There is still no official content listing of the Maslenitsa event here in the UK (London to be specific), although the dates released for this year’s festival are 7th – 12th March. Be warned: the dates from various sites give an error margin of +/- one day either side of those days, depending upon where you look! If you’ve been visiting the blog in the previous two weeks then you’ll probably be aware that it’s all coming soon, with a programme to be released shortly.
The most complete indication of content that I’ve seen so far is on whatsfreeinlondon.co.uk where they mention: “children’s marquee…exclusive performances…Maslenitsa traditions…audience interaction…traditional songs by children’s groups…competitions, games…dance, theatre…folk, pop and jazz music”. So, it’ll be a traditional family friendly event with performances, games and music, in short.
There are Russian societies and cultural groups spread across the UK, so there’ll no doubt be some acknowledgement of this deeply held tradition, probably in the form of private, domestic occasions with friends, family and close acquaintances. But, for the general public – I’ve no idea! If you are interested and have access to a provincial Russian group then it’s worth asking if they’re doing anything this year.
From my experience of cultural events, I have to say it’s not a case of London or bust. Almost certainly, the ones held in the capital are larger and more lavish, but that doesn’t automatically translate into a better personal experience. They’re bigger, but so are the crowds, the cost (directly or indirectly) and the personal distance from the action (street-carnivals excepted). The content can be much the same, just more so. It’s something to think about.
Last time we were making a summary of the Maslenitsa-week events, now the weekend does indeed start here:
Friday is a day traditionally dedicated to mothers-in-law, with invitations prepared and sent to them by Russian sons-in-law, setting a date for a family pancake party held in the older woman’s honour. Immediately prior to party day the in-laws would send pans, butter and buckwheat, whilst on the day itself the son-in-law sent a delegation of his personal ambassadors to call for their honoured guest. The size of the entourage was an issue of prestige and flattery for the recipient and for those neighbours observing. Getting it right or wrong was decidedly a big deal within family relations.
Saturday is the day for sisters-in-law, when young brides entertained these traditionally suspicious female relatives in the hope of gaining favour. The relationship status of the main guest was a deciding factor. A single sister-in-law would find herself at a party populated with a significant number of eligible young men, but if she was married then a good turnout of her married friends was expected.
Sunday was a day for requesting and issuing forgiveness (for the living and the dead) and for young husbands and wives to hand out presents to friends, relations, godparents and well-wishers who had attended their wedding.
Additionally, Sunday saw the crucial climactic event that truly marked the end of the celebration and the end of winter: the burning of the Maslenitsa effigy fashioned at the start of the week.
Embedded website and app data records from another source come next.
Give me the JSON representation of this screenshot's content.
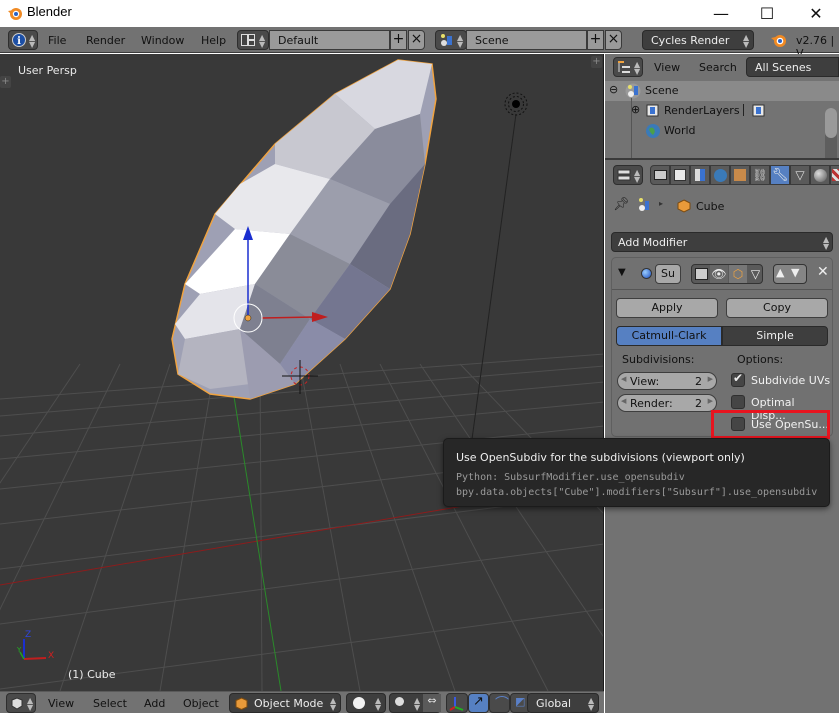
{
  "window": {
    "title": "Blender",
    "controls": {
      "minimize": "—",
      "maximize": "☐",
      "close": "✕"
    }
  },
  "info_header": {
    "editor_type_icon": "info-icon",
    "menus": [
      "File",
      "Render",
      "Window",
      "Help"
    ],
    "screen_layout": "Default",
    "scene": "Scene",
    "render_engine": "Cycles Render",
    "version": "v2.76 | V"
  },
  "viewport": {
    "view_label": "User Persp",
    "active_object_label": "(1) Cube",
    "axis_labels": {
      "x": "X",
      "y": "Y",
      "z": "Z"
    },
    "colors": {
      "background": "#393939",
      "selection_outline": "#f0a340",
      "x_axis": "#c01e1e",
      "y_axis": "#22a022",
      "z_axis": "#1b2fd0"
    }
  },
  "view_header": {
    "menus": [
      "View",
      "Select",
      "Add",
      "Object"
    ],
    "mode": "Object Mode",
    "transform_orientation": "Global"
  },
  "outliner": {
    "header": {
      "menus": [
        "View",
        "Search"
      ],
      "display_mode": "All Scenes"
    },
    "items": [
      {
        "label": "Scene",
        "expand": "⊖",
        "icon": "scene-icon"
      },
      {
        "label": "RenderLayers",
        "expand": "⊕",
        "icon": "render-layers-icon"
      },
      {
        "label": "World",
        "expand": "",
        "icon": "world-icon"
      }
    ]
  },
  "properties": {
    "tabs": [
      "render",
      "render-layers",
      "scene",
      "world",
      "object",
      "constraints",
      "modifiers",
      "data",
      "material",
      "texture"
    ],
    "active_tab": "modifiers",
    "breadcrumb": {
      "object": "Cube"
    },
    "add_modifier_label": "Add Modifier",
    "modifier": {
      "name": "Su",
      "apply_label": "Apply",
      "copy_label": "Copy",
      "subdivision_types": [
        "Catmull-Clark",
        "Simple"
      ],
      "selected_type": "Catmull-Clark",
      "subdivisions_label": "Subdivisions:",
      "options_label": "Options:",
      "view": {
        "label": "View:",
        "value": "2"
      },
      "render": {
        "label": "Render:",
        "value": "2"
      },
      "options": [
        {
          "label": "Subdivide UVs",
          "checked": true
        },
        {
          "label": "Optimal Disp...",
          "checked": false
        },
        {
          "label": "Use OpenSu...",
          "checked": false
        }
      ]
    },
    "accent_color": "#5680c2",
    "highlight_color": "#e8141f"
  },
  "tooltip": {
    "title": "Use OpenSubdiv for the subdivisions (viewport only)",
    "python": "Python: SubsurfModifier.use_opensubdiv",
    "path": "bpy.data.objects[\"Cube\"].modifiers[\"Subsurf\"].use_opensubdiv"
  }
}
This was carried out on a bonfire of hay and rags and emphasised a clean break between the end of winter and the start of summer. The Maslenitsa fires literally sent winter away as they melted the snow and ice around them, revealing the new ground of summer.
Maslenitsa was also a time of personal purification or perhaps rebirth; starting anew and abandoning old grudges and unsettled thoughts. The fires also consumed remaining scraps from the week’s feasting as a harbinger of the coming Lent.
Finally, when the fires had died, ashes of Maslenitsa effigies were gathered and scattered across the fields as offerings to promote abundant crops in the late summer harvests. In one final reminder of Maslenitsa’s grim, Pagan origins, it’s worth remembering that the original scattered ashes would have been human, from a a sacrifice burnt and torn to shreds before being cast to the soil.